His insides were not visible, there was no gushing blood, but by the level of his whimpering someone could guess we were dealing with an almost lethal wound. We put water, we hugged him and he was unconsolable. Among his tears, there was only one word he mumbled: bandaid
We are at the stage of development when bandaids hold their most magical power. The tiniest scratches get better by just covering the wound with one of them. And if they have a special design, more than one would be needed - thank you marketers!. Sometimes, I am sure I am not the only one, I even offer a bandaid as a consolation price.
The problem is that today I did not carry one with me. So the playdate at the park with a fun friend on a gorgeous day was aborted soon after. We needed to get home to get bandaids. And we did!
After looking for a package and making sure I grabbed extra to leave in my purse I realized adults never really outgrow the stage my son is at. We want to cover every problem thinking that if we can’t see it, it does not exist. But the truth is that in life covering anything does not lead to healing, it only avoid us the pain of seeing it. The magic of the bandaid resides on its capacity to hide a wound; the magic of an emotional bandage is that the wound remains untouched, it seldom disappears.
The process of healing is an active role. It is true that some wounds need time, and some leave scars. But if we truly, absolutely, positively want to cure any lesion we need to work at it. We need to tend to its root, apply whatever pomade it needs, take care of any infection, clean it, observe it, check it constantly. That is where the dichotomy lies: we tend our soul with the same oblivion that a kid treats its wound: let’s cover it and leave.

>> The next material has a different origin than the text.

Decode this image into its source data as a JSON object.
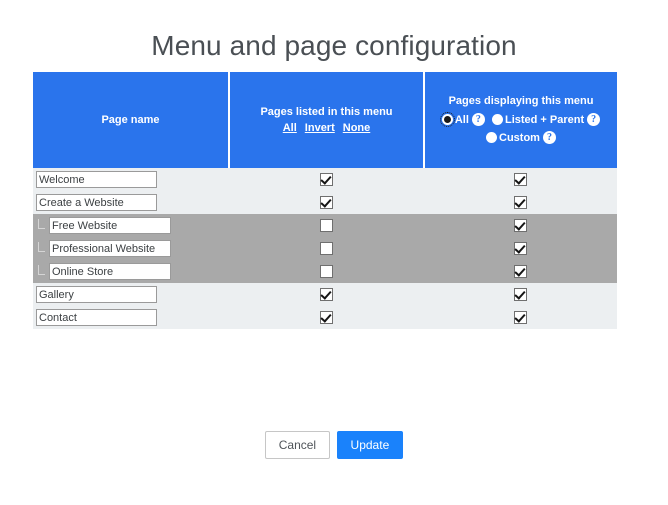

Today, regardless of all of my negotiation tactics, my son begged to abandon a playdate he was looking forward to in search of a bandaid. I wish I would have told him that although the trust he has put in a bandage might help him to remain faithful in the future, the truth is that sometimes we need to let our wounds free, exposed to the air, to time until his tender care help them heal. One day he will learn that sometimes the most painful process is ripping a bandage, but as in other moments in his life, the pain will eventually go away.
So, dear kid, enjoy this stage and know that if I can’t catch you, at least I will give you any remedy you think you need, call it a bandaid or just a kiss. I will alway be here to tend to you, and I hope in the process I teach you that whatever the wound, there are no better remedies than love, time and active, tender care. Let any bandage be your strength medal and not a mask that disguises the pain. Let life be your playground, because even when you fall, you have the strength to get better….every time…at every stage of your life.